• [What you have to do] Where does the string "September" appear in the records? Copy every line that contains it.
== Segment start ==
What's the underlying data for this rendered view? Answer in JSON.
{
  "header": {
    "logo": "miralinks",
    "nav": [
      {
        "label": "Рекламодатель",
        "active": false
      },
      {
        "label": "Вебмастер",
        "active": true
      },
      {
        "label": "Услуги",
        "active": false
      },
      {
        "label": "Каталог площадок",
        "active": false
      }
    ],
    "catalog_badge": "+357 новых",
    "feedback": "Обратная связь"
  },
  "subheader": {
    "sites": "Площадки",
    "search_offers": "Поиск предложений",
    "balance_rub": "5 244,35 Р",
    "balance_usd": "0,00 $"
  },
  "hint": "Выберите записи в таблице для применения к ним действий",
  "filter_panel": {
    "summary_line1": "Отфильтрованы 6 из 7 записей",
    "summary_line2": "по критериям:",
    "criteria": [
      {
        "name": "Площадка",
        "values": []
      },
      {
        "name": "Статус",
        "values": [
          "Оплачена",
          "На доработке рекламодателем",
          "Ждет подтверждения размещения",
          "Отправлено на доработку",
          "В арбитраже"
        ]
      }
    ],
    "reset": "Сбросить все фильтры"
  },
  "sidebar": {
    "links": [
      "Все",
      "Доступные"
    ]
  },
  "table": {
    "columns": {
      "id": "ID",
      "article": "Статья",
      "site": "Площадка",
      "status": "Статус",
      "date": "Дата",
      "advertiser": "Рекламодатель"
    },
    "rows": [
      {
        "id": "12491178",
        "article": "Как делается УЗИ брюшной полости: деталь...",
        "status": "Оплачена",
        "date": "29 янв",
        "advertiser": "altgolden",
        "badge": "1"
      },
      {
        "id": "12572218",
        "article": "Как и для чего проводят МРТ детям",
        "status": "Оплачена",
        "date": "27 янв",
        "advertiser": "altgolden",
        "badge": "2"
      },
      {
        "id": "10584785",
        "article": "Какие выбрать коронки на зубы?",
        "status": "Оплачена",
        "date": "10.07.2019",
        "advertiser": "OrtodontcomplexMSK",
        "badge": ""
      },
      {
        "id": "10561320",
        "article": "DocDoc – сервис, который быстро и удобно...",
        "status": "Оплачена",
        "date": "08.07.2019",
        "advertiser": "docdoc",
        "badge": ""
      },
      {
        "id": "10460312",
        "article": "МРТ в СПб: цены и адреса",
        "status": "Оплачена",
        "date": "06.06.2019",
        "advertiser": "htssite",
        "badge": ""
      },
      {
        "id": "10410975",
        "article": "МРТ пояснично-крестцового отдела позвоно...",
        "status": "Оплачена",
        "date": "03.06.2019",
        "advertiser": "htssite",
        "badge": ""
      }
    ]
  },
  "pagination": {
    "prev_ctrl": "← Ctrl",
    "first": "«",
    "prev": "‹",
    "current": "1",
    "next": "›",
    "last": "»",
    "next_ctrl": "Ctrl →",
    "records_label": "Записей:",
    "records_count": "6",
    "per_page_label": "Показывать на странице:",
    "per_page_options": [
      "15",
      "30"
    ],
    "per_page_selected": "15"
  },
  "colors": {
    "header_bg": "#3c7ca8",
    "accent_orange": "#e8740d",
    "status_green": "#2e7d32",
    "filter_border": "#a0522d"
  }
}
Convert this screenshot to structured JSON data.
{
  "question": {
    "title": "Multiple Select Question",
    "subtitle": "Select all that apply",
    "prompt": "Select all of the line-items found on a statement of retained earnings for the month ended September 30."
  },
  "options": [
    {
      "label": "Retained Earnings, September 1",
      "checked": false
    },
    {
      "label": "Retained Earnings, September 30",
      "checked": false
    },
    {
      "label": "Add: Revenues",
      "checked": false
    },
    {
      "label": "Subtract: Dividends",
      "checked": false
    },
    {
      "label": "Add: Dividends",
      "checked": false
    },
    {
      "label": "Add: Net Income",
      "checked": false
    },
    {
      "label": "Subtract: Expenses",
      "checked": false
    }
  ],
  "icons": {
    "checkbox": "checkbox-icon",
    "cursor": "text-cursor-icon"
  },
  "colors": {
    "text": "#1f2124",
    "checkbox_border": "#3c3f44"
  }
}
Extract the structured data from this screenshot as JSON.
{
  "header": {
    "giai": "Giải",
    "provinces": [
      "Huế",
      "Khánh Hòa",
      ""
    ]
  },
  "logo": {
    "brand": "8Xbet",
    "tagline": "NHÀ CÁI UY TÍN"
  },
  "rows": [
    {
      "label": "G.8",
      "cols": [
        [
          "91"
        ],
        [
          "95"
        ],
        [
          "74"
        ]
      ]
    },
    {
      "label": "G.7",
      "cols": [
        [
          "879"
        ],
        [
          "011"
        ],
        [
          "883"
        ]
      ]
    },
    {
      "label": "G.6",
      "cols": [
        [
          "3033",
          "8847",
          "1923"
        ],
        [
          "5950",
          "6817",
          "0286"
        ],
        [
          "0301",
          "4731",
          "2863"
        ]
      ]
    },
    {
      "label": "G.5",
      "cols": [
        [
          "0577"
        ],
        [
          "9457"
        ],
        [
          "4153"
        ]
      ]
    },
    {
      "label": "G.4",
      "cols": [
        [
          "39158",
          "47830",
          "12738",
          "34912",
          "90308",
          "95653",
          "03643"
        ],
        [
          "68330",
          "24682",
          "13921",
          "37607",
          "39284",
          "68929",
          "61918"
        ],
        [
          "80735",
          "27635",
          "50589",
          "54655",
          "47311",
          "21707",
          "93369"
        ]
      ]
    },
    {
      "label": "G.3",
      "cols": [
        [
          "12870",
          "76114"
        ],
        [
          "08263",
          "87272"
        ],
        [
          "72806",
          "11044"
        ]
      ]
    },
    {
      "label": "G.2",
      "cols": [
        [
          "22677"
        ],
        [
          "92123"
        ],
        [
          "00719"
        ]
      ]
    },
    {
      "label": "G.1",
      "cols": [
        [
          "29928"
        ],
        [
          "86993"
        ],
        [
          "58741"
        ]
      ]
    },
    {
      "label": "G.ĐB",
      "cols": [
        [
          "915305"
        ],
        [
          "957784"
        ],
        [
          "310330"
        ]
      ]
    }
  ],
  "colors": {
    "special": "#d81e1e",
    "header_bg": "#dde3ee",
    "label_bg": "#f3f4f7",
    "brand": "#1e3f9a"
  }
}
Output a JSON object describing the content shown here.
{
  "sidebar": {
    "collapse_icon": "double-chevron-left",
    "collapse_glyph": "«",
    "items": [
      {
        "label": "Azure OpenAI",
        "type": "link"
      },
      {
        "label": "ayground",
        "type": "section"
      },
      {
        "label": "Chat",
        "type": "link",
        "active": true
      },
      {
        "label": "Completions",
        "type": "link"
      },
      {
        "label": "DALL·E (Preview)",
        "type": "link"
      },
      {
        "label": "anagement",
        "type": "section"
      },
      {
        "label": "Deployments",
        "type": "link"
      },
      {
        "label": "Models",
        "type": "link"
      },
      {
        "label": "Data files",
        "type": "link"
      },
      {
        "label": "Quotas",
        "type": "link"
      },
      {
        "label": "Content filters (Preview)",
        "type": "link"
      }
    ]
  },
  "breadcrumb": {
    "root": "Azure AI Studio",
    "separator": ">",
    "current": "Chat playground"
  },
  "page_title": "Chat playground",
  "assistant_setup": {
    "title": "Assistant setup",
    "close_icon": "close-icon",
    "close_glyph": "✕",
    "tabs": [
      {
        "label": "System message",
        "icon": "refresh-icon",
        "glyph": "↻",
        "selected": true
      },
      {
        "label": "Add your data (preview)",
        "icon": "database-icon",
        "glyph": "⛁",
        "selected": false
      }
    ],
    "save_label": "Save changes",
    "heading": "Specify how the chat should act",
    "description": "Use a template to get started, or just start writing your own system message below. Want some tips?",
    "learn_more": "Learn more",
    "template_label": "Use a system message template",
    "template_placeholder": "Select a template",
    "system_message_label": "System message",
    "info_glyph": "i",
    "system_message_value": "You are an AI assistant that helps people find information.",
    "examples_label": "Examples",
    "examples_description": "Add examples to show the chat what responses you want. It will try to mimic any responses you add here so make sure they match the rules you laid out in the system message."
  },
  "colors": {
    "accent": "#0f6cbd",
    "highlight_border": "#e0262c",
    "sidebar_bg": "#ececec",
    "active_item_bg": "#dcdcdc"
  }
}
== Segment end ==
• [Output for this exercise]
    "prompt": "Select all of the line-items found on a statement of retained earnings for the month ended September 30."
      "label": "Retained Earnings, September 1",
      "label": "Retained Earnings, September 30",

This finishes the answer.